>>>> ---Matrix III
>>>>
>>>> ______________________________________________
>>>> R-help at stat.math.ethz.ch mailing list
>>>> https://stat.ethz.ch/mailman/listinfo/r-help
>>>> http://www.R-project.org/posting-guide.html
>>>> and provide commented, minimal, self-contained, reproducible code.
>>>>
>>> --
>>> Dave Atkins, PhD
>>> Assistant Professor in Clinical Psychology
>>> Fuller Graduate School of Psychology
>>> Email: datkins at fuller.edu
>>> Phone: 626.584.5554
>>>
>>> ______________________________________________
>>> R-help at stat.math.ethz.ch mailing list
>>> https://stat.ethz.ch/mailman/listinfo/r-help
>>> http://www.R-project.org/posting-guide.html
>>> and provide commented, minimal, self-contained, reproducible code.
>>>
>>
>> ______________________________________________
>> R-help at stat.math.ethz.ch mailing list
>> https://stat.ethz.ch/mailman/listinfo/r-help
>> guide.html
>> and provide commented, minimal, self-contained, reproducible code.
>>
>
>
> --
> Weiwei Shi, Ph.D
> Research Scientist
> GeneGO, Inc.
>
> "Did you always know?"
> "No, I did not.
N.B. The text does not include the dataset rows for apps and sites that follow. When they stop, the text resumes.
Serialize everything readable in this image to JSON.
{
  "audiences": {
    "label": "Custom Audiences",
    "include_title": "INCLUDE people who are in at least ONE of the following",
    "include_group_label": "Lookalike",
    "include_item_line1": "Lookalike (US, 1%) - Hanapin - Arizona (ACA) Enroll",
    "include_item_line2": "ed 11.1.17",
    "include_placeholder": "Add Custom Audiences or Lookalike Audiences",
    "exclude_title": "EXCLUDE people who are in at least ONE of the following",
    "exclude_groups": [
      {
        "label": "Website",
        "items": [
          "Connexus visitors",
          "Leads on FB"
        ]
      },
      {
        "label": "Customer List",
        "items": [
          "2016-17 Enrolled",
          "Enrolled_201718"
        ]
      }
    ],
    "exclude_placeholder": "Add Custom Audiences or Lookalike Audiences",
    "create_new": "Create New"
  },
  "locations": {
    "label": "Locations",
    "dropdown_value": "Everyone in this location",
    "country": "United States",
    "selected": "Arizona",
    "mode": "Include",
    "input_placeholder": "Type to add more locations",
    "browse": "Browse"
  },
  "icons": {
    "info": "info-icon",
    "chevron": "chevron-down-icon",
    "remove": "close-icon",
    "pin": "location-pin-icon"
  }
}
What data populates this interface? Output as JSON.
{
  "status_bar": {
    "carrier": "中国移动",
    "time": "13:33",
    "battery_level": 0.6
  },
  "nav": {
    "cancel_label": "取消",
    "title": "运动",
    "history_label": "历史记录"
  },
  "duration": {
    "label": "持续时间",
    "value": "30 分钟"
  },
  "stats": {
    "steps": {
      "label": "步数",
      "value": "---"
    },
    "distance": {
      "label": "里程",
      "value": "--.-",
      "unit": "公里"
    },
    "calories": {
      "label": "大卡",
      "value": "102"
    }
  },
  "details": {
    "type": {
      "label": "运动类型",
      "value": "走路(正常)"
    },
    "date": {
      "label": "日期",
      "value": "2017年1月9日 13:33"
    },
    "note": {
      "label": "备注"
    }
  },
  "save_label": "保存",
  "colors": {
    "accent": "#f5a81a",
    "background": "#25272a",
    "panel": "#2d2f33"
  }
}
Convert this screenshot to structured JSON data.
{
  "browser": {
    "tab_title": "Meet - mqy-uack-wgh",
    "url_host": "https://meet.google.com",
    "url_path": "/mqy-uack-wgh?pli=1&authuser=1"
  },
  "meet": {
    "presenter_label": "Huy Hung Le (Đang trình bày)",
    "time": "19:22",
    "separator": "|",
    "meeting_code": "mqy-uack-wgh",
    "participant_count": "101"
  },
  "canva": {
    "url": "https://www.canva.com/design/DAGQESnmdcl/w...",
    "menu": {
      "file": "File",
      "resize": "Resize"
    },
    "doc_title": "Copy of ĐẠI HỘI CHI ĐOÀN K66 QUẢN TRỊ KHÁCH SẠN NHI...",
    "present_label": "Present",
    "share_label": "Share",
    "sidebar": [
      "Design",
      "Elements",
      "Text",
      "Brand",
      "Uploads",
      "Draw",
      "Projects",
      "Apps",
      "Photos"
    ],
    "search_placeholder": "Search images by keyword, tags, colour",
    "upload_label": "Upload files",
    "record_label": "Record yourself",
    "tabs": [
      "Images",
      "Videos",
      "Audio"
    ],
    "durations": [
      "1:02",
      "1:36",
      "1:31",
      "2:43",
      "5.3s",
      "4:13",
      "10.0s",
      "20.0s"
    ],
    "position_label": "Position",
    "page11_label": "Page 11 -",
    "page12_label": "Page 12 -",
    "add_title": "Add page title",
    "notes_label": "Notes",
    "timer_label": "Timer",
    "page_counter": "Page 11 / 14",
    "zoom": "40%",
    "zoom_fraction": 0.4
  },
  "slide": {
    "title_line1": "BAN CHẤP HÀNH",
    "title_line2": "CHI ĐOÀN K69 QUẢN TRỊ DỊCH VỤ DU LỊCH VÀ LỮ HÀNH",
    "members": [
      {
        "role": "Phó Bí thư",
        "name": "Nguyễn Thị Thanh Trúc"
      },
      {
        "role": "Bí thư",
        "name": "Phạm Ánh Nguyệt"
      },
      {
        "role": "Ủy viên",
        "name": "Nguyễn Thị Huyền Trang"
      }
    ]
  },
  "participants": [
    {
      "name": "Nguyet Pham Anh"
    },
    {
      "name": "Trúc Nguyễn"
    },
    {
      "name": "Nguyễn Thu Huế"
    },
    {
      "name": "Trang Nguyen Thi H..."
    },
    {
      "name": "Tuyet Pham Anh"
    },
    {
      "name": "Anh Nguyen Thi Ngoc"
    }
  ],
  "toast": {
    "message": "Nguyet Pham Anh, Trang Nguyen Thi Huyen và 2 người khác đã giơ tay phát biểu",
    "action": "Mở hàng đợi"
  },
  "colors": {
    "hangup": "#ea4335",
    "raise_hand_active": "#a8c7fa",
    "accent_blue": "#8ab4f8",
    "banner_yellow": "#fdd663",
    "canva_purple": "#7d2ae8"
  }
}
But I believed..."
> ---Matrix III
>
> ______________________________________________
> R-help at stat.math.ethz.ch mailing list
> https://stat.ethz.ch/mailman/listinfo/r-help